--- TASK INSTRUCTIONS ---
Print exactly the lines from the one containing "What data populates" through the last line of the entries below; the pictures stay out of the copy.

--- DATA EXCERPTS ---
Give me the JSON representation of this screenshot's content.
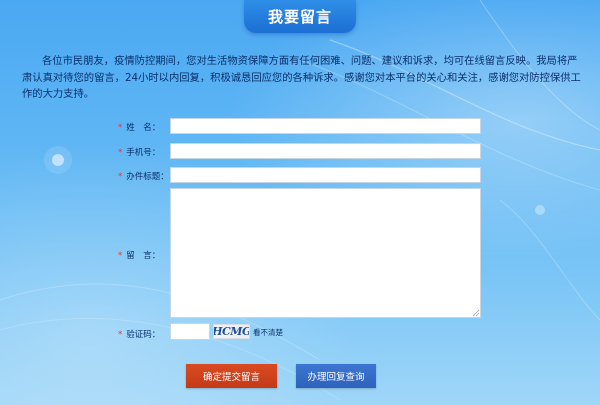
{
  "header": {
    "title": "我要留言"
  },
  "intro": {
    "text": "各位市民朋友，疫情防控期间，您对生活物资保障方面有任何困难、问题、建议和诉求，均可在线留言反映。我局将严肃认真对待您的留言，24小时以内回复，积极诚恳回应您的各种诉求。感谢您对本平台的关心和关注，感谢您对防控保供工作的大力支持。"
  },
  "form": {
    "required_mark": "*",
    "name_label": "姓　名：",
    "name_value": "",
    "phone_label": "手机号：",
    "phone_value": "",
    "subject_label": "办件标题：",
    "subject_value": "",
    "message_label": "留　言：",
    "message_value": "",
    "captcha_label": "验证码：",
    "captcha_value": "",
    "captcha_text": "HCMG",
    "captcha_refresh": "看不清楚"
  },
  "actions": {
    "submit_label": "确定提交留言",
    "query_label": "办理回复查询"
  },
  "colors": {
    "background": "#5fb6f4",
    "title_tab": "#1c6fd4",
    "submit_button": "#c43a17",
    "query_button": "#2d62be",
    "required_mark": "#e03a2f",
    "text": "#0b2f6b"
  }
}
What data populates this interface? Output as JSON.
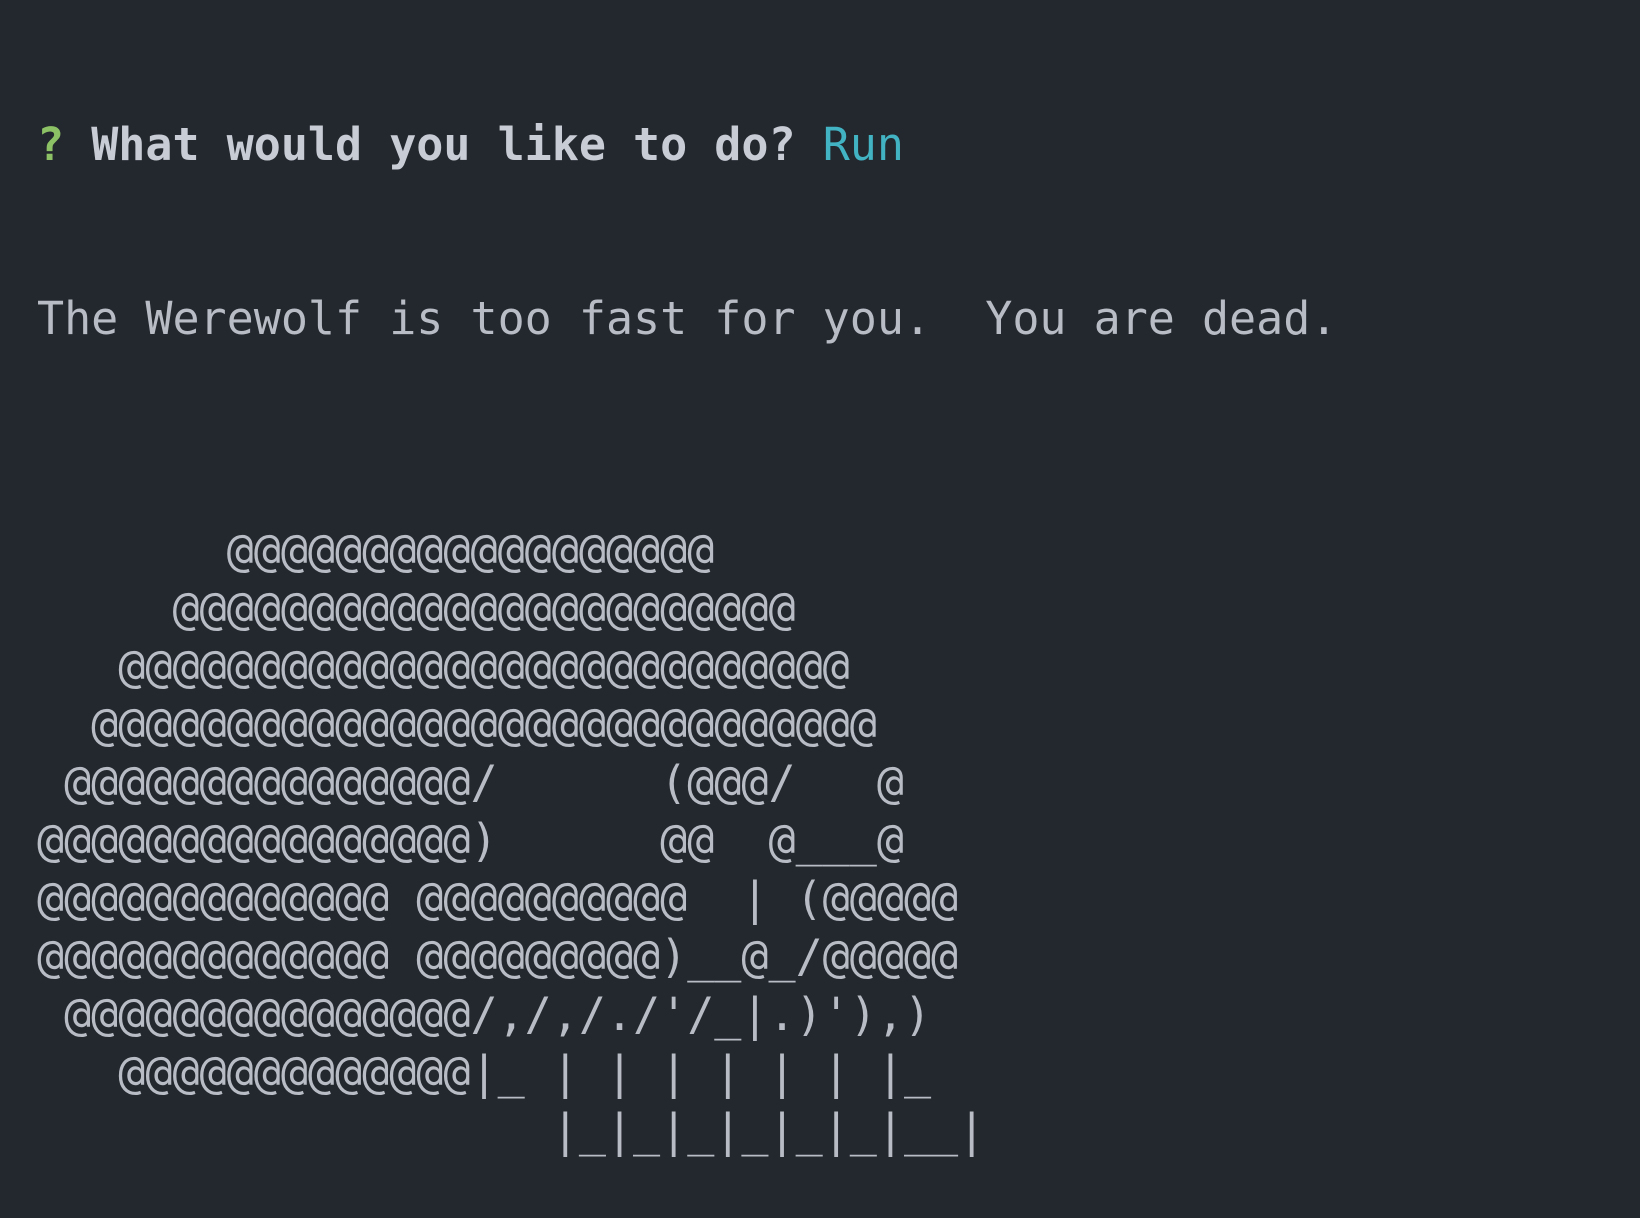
{
  "prompt": {
    "marker": "?",
    "question": "What would you like to do?",
    "answer": "Run"
  },
  "message": "The Werewolf is too fast for you.  You are dead.",
  "ascii_art": [
    "       @@@@@@@@@@@@@@@@@@",
    "     @@@@@@@@@@@@@@@@@@@@@@@",
    "   @@@@@@@@@@@@@@@@@@@@@@@@@@@",
    "  @@@@@@@@@@@@@@@@@@@@@@@@@@@@@",
    " @@@@@@@@@@@@@@@/      (@@@/   @",
    "@@@@@@@@@@@@@@@@)      @@  @___@",
    "@@@@@@@@@@@@@ @@@@@@@@@@  | (@@@@@",
    "@@@@@@@@@@@@@ @@@@@@@@@)__@_/@@@@@",
    " @@@@@@@@@@@@@@@/,/,/./'/_|.)'),)",
    "   @@@@@@@@@@@@@|_ | | | | | | |_",
    "                   |_|_|_|_|_|_|__|"
  ],
  "colors": {
    "background": "#23272e",
    "prompt_marker": "#8cc265",
    "question": "#c8ccd4",
    "answer": "#42b3c2",
    "text": "#b8bcc4"
  }
}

--- RESULT ---
What data populates this interface? Output as JSON.
{
  "prompt": {
    "marker": "?",
    "question": "What would you like to do?",
    "answer": "Run"
  },
  "message": "The Werewolf is too fast for you.  You are dead.",
  "ascii_art": [
    "       @@@@@@@@@@@@@@@@@@",
    "     @@@@@@@@@@@@@@@@@@@@@@@",
    "   @@@@@@@@@@@@@@@@@@@@@@@@@@@",
    "  @@@@@@@@@@@@@@@@@@@@@@@@@@@@@",
    " @@@@@@@@@@@@@@@/      (@@@/   @",
    "@@@@@@@@@@@@@@@@)      @@  @___@",
    "@@@@@@@@@@@@@ @@@@@@@@@@  | (@@@@@",
    "@@@@@@@@@@@@@ @@@@@@@@@)__@_/@@@@@",
    " @@@@@@@@@@@@@@@/,/,/./'/_|.)'),)",
    "   @@@@@@@@@@@@@|_ | | | | | | |_",
    "                   |_|_|_|_|_|_|__|"
  ],
  "colors": {
    "background": "#23272e",
    "prompt_marker": "#8cc265",
    "question": "#c8ccd4",
    "answer": "#42b3c2",
    "text": "#b8bcc4"
  }
}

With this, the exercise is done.